The Chinon appellation area and its soils

  • Gravel and sand soils: alluvial terraces on the left banks of the Loire and Vienne rivers, composed of gravel and sand.
  • Clay-limestone soils: limestone hillsides and knolls, composed of chalk and tufa.
  • At the top of the slopes, flinty clay soils.

The History of Chinon

  • Vines first appeared in Gaul in ancient times with the arrival of the Gallo-Romans.
  • In the Middle Ages, Chinon became the stronghold prized by the kings, as it was located at the crossroads of Anjou, Poitou and Touraine, on the banks of the Vienne, whose confluence with the Loire is at nearby Candes-St-Martin. Its strategic position and waterways encouraged the expansion of the vineyards.
  • During the Renaissance, Northern European countries exported large quantities of Chinon wine from Nantes, which they considered to be of the highest quality.

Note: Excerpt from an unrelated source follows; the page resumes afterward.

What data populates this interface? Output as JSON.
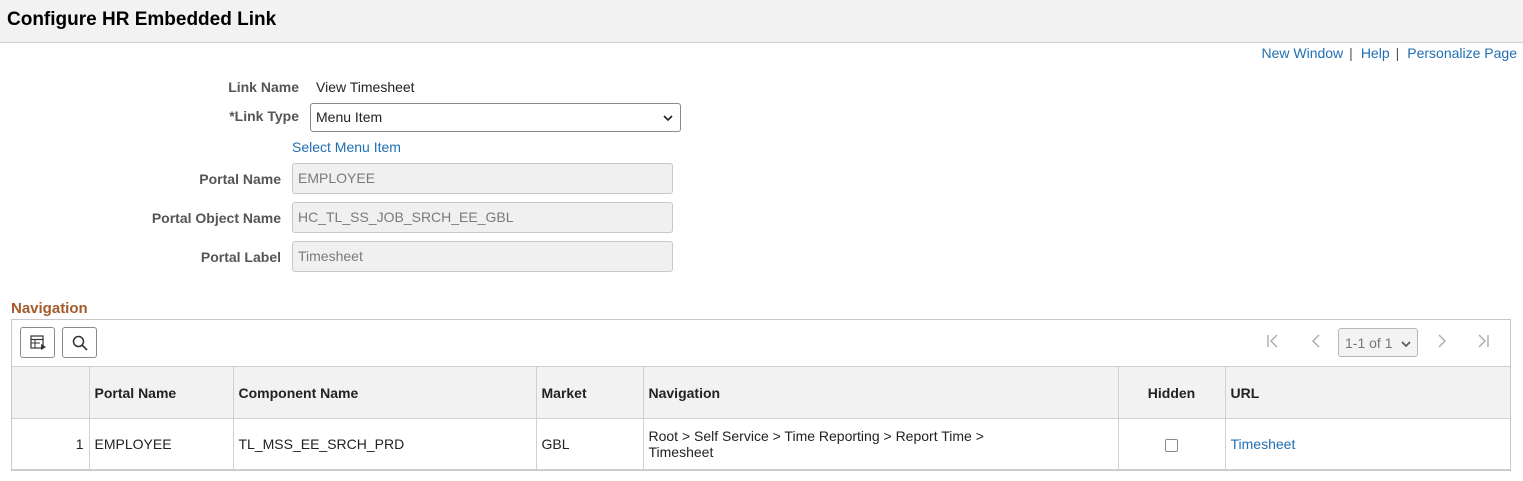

The town played an essential role, thanks in particular to the Dutch merchants who played a major role in the development of a quality vineyard in Chinon, where the main grape variety was Chenin! At the time, white wine was easier to make and transport. White wine was favoured over red wine for 2 centuries!

Rabelais himself often referred to Chinon red wine in his works as "Breton", but he also mentioned Chinon white wine on more than one occasion.

  • Today, the appellation area and the Rabelaisie blend together in our imaginations, and to drink a Chinon is also to share the humanist values of François Rabelais, the illustrious Chinoner who laid the foundations of a philosophy of Good Living, Good Eating and Good Drinking.